··· Entries provided

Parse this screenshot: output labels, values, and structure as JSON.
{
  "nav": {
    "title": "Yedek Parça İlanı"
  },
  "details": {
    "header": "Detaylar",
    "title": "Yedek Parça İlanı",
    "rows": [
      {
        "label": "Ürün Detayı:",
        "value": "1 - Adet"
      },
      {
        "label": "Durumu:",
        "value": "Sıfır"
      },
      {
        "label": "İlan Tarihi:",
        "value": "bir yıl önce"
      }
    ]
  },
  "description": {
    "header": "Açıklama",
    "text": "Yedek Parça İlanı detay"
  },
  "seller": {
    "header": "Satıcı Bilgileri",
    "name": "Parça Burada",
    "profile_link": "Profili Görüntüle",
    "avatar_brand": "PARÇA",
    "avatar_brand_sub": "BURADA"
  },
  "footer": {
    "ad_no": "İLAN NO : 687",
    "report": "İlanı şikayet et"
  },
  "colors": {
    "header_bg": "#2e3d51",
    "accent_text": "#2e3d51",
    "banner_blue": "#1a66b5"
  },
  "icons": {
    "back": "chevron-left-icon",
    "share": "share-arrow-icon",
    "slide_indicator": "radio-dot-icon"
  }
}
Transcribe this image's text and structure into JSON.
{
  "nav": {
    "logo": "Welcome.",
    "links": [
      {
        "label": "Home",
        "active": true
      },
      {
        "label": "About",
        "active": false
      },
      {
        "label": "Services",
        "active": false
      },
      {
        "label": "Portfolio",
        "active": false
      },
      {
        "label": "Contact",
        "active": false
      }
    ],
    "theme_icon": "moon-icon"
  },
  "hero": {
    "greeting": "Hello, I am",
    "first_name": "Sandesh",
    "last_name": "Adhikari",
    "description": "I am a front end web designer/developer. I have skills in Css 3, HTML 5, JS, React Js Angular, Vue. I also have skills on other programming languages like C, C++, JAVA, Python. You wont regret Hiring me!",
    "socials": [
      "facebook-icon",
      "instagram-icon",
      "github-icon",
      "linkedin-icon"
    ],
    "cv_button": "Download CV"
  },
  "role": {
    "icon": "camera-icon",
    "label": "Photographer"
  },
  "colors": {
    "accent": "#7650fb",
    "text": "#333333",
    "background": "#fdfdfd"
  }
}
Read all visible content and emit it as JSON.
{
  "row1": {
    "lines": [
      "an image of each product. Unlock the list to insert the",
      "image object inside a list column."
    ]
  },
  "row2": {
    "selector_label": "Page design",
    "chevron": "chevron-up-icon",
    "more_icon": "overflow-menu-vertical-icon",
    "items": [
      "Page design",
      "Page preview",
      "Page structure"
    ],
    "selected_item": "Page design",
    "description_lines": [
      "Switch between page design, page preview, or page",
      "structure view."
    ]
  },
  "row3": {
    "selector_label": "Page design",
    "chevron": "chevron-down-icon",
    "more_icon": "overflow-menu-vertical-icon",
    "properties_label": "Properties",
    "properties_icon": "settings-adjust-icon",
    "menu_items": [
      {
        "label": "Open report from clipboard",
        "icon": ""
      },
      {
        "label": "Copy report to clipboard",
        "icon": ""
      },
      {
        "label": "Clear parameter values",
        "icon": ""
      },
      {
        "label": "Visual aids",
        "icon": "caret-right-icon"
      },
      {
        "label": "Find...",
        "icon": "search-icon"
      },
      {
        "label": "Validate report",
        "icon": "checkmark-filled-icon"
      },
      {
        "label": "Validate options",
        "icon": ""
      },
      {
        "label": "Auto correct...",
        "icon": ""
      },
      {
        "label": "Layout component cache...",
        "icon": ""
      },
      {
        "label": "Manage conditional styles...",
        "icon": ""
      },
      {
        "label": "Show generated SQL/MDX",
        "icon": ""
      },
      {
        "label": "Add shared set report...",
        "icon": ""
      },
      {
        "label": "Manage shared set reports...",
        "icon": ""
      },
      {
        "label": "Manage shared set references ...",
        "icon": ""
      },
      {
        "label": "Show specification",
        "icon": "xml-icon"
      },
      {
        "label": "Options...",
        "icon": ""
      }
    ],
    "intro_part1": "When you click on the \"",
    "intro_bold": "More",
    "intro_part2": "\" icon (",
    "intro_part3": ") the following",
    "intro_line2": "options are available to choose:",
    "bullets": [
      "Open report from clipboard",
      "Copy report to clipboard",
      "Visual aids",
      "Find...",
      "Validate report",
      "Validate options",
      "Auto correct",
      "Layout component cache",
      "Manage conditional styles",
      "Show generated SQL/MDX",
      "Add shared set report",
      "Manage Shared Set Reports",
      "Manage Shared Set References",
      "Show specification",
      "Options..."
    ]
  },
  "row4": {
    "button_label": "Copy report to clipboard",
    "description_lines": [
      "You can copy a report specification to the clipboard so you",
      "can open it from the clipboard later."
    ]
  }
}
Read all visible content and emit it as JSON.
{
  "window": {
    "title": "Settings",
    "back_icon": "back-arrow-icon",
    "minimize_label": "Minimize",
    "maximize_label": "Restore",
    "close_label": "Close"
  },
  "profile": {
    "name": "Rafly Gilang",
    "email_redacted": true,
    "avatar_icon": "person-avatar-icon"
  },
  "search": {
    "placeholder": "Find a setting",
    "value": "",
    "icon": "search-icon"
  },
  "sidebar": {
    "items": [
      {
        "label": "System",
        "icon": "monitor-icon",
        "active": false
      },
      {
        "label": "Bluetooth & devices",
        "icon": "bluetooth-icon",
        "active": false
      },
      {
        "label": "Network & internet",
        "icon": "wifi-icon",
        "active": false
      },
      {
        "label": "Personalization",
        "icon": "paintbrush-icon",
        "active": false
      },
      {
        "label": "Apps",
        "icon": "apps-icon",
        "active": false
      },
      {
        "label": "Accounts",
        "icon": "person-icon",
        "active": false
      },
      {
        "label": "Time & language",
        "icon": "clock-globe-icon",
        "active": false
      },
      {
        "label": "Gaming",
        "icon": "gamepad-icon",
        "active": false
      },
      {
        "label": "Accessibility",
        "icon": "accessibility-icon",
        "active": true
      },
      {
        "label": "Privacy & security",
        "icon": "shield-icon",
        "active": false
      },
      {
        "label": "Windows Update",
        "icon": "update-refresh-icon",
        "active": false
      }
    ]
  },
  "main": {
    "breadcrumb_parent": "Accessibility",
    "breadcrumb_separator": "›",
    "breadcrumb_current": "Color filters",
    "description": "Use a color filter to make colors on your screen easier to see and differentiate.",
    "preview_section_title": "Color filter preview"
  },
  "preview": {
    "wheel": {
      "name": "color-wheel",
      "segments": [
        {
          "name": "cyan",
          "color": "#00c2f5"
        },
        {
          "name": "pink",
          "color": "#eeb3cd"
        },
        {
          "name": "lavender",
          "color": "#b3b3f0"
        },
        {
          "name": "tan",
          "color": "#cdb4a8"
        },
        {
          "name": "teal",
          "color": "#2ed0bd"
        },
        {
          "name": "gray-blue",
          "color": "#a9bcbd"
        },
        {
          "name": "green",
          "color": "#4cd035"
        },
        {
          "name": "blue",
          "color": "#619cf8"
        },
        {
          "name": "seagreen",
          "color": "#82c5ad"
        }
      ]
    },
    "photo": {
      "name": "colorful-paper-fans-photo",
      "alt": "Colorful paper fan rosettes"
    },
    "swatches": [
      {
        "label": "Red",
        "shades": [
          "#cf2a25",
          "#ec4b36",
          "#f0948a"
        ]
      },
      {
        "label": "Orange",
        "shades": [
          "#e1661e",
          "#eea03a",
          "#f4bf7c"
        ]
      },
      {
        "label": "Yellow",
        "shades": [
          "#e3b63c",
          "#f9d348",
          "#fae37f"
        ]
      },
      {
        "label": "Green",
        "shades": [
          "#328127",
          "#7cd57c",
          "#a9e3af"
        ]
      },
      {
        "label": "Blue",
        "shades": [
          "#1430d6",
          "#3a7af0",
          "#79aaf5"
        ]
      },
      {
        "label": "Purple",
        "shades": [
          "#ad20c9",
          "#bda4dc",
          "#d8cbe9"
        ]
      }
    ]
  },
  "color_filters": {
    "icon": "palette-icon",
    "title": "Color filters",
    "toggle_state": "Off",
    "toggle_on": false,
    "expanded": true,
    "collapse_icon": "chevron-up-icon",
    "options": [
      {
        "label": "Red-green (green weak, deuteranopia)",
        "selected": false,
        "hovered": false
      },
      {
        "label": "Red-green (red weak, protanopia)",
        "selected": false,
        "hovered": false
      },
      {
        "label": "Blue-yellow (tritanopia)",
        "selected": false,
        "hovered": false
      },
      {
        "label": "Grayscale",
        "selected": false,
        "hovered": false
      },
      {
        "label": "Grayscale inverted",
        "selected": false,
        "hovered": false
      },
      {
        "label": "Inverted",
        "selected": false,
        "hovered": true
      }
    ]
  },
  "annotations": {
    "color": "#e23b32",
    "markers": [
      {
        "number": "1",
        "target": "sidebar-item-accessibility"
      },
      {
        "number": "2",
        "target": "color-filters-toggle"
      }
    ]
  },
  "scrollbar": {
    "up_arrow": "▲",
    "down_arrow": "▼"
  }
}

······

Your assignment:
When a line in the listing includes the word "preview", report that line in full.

Problem solution:
      "Page preview",
      "Switch between page design, page preview, or page",
    "preview_section_title": "Color filter preview"
  "preview": {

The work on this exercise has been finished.